April through June is generally considered the best time of the year to catch blue marlin in the waters around Grand Cayman.  This is tournament season, and April of 2008 offered a measure of added intrigue because new blue marlin records had been set early in the month at nearby Barbados (505 pounds) and Trinidad (824 pounds).  That had me eager with anticipation that big fish might move through our area, and a feeling that this could prove to be the opportune time for someone to break the Cayman Island blue marlin record of 584 pounds set back in 1984.  That fish serves as a benchmark for establishing the minimum qualifying weight for those who participate each April in the annual Cayman Islands International Tournament.  During the competition, any marlin caught that’s under 584 pounds must be released.  I’m proud to say that catch-and-release is alive and well in the Cayman Islands.

My opportunity to fish the four-day tournament, which took place from April 17 to 20, was at the invite of owner Fu Liem and Capt. David Carmichael aboard their 50-foot “sailboat” Java Knight.  It was a bit of an unconventional approach, but nevertheless, on April 19, our team made history by becoming the first to catch a blue marlin from a sailboat while fishing in a Cayman Islands tournament.  While under sail, we caught and released a 140-pound blue at the south end of Twelve Mile Bank, plus managed two other bites that day, one of which I estimated to be a marlin of about 350 pounds.

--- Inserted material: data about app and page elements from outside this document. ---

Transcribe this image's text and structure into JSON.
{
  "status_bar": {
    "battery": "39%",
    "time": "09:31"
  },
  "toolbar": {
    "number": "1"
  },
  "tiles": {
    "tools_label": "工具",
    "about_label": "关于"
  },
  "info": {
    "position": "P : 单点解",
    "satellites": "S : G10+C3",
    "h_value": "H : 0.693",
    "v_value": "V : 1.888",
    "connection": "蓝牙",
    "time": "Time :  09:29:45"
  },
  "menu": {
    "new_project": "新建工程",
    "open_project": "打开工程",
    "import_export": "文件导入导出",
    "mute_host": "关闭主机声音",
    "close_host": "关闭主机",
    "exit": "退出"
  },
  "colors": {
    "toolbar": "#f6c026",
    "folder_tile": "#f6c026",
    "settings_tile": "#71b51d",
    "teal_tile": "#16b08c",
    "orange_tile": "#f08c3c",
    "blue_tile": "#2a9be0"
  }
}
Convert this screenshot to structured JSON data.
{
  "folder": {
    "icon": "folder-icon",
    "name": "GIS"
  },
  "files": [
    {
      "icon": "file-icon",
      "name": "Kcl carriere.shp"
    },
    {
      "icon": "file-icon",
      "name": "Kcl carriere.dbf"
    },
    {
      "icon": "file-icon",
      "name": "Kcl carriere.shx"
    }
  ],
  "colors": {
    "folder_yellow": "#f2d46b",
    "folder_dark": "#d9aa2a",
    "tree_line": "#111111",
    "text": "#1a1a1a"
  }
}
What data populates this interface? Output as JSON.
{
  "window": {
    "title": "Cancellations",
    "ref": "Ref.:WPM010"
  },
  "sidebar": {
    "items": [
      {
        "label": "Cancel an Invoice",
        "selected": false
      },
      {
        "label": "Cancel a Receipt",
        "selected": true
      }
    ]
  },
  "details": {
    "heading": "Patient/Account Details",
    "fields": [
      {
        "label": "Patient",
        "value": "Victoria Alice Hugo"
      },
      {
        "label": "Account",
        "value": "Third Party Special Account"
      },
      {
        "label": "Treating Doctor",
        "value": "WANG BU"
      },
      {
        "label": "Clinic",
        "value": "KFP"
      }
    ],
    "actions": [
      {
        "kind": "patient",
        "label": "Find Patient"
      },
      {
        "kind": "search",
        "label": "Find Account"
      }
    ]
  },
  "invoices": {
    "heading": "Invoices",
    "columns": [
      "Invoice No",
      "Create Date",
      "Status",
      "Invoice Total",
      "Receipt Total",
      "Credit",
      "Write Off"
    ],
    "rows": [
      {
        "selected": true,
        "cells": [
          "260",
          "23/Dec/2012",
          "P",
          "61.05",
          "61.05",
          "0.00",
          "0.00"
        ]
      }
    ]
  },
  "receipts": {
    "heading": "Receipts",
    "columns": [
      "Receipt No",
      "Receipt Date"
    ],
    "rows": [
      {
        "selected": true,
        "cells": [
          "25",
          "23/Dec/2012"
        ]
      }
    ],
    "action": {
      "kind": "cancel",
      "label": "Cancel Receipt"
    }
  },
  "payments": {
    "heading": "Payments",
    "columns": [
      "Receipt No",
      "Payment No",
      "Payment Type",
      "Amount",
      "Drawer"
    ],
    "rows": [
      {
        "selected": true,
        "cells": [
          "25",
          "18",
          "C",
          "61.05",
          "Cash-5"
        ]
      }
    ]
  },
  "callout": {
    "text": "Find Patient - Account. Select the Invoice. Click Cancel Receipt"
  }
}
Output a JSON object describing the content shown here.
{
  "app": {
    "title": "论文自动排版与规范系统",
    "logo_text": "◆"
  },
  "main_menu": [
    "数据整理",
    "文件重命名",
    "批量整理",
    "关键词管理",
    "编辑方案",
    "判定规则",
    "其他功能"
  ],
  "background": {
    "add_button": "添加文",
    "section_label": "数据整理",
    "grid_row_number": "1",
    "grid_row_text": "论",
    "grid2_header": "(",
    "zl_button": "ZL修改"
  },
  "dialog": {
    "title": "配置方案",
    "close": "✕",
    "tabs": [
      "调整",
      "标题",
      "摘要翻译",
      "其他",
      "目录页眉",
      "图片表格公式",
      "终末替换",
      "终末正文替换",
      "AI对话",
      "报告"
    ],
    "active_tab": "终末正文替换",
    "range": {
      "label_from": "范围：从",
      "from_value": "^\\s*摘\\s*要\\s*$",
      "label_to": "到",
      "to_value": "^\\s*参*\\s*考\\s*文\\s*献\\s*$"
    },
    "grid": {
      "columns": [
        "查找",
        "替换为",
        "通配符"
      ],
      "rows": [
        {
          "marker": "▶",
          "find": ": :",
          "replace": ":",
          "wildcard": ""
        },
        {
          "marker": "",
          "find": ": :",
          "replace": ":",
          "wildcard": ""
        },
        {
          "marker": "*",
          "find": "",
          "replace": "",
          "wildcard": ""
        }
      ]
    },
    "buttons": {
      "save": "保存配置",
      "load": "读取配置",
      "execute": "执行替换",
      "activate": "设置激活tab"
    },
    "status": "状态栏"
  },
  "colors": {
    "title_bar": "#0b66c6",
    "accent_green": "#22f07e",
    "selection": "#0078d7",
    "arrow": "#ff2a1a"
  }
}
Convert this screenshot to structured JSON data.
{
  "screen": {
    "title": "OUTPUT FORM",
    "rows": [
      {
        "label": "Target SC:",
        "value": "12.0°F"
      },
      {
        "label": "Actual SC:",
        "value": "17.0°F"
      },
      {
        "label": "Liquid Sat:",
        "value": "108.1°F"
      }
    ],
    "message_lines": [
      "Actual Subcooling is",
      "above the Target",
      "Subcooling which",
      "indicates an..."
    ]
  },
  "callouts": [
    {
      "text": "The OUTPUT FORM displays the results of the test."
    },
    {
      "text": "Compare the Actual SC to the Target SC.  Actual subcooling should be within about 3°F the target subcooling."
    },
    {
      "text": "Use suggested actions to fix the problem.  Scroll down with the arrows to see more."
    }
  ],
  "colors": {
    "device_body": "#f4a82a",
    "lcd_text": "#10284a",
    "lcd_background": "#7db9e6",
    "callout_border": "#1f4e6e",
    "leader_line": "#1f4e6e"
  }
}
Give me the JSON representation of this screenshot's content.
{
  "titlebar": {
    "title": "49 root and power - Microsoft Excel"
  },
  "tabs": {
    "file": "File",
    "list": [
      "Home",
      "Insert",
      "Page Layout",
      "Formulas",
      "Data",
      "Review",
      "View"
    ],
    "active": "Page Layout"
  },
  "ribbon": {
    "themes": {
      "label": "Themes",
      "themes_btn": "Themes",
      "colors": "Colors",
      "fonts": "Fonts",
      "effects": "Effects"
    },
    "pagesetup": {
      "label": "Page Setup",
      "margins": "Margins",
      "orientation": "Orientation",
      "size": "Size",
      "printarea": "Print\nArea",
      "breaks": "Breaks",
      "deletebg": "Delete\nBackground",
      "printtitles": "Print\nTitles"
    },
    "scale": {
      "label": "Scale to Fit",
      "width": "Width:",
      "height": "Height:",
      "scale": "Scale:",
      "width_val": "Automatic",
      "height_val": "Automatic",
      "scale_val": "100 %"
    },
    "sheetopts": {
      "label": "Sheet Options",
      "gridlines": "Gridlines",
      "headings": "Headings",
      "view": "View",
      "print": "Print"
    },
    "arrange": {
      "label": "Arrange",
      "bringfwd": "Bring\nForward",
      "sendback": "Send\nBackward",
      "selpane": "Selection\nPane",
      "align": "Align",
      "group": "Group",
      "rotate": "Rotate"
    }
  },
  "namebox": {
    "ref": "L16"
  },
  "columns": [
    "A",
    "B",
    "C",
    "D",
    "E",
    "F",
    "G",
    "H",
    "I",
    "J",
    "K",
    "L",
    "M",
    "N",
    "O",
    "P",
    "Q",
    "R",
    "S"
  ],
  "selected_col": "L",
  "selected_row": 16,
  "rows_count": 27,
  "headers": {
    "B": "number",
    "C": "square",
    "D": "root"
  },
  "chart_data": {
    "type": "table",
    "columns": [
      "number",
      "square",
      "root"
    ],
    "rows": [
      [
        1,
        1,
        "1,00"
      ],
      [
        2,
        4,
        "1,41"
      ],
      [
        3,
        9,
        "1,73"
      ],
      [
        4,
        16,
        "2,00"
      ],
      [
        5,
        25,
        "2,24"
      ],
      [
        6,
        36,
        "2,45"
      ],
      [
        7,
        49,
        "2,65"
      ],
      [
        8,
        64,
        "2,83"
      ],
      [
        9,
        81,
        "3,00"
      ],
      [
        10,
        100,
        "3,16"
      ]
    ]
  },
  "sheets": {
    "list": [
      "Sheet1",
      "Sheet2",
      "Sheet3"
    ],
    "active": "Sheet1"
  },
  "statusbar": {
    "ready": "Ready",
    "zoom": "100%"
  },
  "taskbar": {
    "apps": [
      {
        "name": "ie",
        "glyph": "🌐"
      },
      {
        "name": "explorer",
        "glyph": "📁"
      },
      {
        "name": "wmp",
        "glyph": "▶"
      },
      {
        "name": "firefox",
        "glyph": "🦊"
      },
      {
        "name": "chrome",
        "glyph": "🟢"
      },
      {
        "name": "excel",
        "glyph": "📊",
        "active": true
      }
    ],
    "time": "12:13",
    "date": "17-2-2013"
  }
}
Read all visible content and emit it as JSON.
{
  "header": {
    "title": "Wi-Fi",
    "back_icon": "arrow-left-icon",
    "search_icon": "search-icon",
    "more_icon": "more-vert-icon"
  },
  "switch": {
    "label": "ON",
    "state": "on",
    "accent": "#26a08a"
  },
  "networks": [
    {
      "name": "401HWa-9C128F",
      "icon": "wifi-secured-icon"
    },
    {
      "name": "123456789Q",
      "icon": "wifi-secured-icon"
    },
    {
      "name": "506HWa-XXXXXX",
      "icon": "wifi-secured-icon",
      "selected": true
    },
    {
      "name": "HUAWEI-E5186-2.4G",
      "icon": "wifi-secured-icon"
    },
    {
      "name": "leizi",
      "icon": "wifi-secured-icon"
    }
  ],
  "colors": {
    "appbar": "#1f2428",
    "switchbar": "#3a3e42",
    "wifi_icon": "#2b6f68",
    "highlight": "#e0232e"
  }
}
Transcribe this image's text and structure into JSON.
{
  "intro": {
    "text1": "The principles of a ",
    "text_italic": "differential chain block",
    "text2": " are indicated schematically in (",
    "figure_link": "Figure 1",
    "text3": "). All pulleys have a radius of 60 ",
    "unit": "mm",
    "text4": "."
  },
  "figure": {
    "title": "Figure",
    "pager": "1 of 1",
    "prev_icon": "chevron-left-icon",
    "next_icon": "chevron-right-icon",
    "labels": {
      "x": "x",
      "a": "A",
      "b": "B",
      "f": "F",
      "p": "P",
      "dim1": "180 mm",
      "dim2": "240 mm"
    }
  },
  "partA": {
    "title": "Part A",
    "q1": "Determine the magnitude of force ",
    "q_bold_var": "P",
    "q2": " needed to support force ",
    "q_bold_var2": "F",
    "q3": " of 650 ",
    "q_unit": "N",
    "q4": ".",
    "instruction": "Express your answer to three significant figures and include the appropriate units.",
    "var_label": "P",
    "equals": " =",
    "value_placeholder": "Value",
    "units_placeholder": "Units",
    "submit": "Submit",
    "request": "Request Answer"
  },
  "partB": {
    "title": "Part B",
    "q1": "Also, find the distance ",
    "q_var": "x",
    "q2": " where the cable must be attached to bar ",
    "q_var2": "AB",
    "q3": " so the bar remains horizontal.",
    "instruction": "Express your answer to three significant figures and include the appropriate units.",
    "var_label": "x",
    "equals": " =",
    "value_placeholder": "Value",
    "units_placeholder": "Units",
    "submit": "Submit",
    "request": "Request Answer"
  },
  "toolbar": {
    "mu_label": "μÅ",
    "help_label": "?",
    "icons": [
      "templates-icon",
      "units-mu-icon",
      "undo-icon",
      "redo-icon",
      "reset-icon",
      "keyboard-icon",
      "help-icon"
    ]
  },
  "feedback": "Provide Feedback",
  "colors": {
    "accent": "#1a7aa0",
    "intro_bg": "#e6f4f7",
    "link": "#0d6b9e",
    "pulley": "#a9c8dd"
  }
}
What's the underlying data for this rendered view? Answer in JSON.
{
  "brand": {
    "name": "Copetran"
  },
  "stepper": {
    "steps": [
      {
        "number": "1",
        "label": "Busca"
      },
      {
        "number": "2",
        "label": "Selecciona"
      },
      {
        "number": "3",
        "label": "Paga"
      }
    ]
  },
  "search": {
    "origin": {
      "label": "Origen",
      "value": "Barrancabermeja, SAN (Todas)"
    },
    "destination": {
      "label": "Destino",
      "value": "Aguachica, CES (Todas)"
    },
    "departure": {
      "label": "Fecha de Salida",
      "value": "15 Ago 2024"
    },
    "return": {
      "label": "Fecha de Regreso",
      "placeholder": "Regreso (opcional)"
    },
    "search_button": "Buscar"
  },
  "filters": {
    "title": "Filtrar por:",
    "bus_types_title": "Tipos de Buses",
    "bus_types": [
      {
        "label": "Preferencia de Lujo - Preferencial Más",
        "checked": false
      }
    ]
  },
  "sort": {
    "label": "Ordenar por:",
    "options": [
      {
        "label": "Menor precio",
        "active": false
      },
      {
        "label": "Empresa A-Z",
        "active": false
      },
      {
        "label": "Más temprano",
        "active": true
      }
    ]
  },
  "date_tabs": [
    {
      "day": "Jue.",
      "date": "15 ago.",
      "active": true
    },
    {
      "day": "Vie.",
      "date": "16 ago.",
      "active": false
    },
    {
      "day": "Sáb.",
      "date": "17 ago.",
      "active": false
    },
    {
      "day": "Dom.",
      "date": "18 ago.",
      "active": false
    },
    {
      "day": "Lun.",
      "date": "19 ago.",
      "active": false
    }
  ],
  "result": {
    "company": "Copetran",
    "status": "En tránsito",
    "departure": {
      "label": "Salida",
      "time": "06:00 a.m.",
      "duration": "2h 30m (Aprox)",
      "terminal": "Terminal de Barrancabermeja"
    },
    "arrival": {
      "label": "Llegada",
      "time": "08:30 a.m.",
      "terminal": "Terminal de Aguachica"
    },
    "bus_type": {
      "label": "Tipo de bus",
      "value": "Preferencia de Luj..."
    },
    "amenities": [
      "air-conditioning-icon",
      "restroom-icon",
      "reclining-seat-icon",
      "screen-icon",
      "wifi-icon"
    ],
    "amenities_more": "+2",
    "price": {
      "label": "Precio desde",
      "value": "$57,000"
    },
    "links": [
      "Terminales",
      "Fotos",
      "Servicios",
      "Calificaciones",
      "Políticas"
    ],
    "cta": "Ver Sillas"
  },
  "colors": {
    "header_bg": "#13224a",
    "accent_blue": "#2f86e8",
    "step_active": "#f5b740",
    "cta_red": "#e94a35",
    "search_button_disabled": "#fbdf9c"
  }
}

One of a number of Guy Harvey's paintings of a blue marlin intending to feed on dolphin fish, the same species Guy caught in April just prior to a marlin hookup

One of a number of Guy Harvey's paintings of a blue marlin intending to feed on dolphin fish, the same species Guy caught in April just prior to a marlin hookup

On the Thursday following the tournament, I boarded Makaira II after a day’s work to see if I could once again catch a marlin by myself.  With just a couple hours of fishing time to work with, I trolled up a big dolphinfish off Papagallo, then after a few circles in the same area, had a fine blue marlin inhale my shotgun. The fish pulled hard then jumped where I could see it was bigger than the usual.  It was a 45-minute battle of maneuvering the boat and fighting the fish before I could get the marlin close enough to grab the leader.  As I tried to hold her close and reach for my camera, the 300-pound class fish made a quick move and broke the leader.  Not bad, though, for a two-hour jaunt.  I had left at 3 p.m. and returned home by 5 — and I had extended my streak of catching a blue marlin from my boat for each of the first four months of the year.

A couple of days later, the really big blues that I was hoping, if not expecting to see migrate through Cayman waters finally did arrive.  During a charter trip aboard Hit ‘N’ Run, captained by Derrin Ebanks, the crew teamed up to catch a monster blue marlin that weighed 610 pounds, making it the largest fish of the species ever caught on rod and reel in the Cayman Islands.  It was an epic five-hour battle to subdue the record-size blue, but because several anglers took turns fighting the fish, it did not qualify as an official Cayman Islands line-class record.

Guy Harvey

Check this blog next month for my adventures in May, 2008, as I continue my quest to catch a blue marlin every month of the year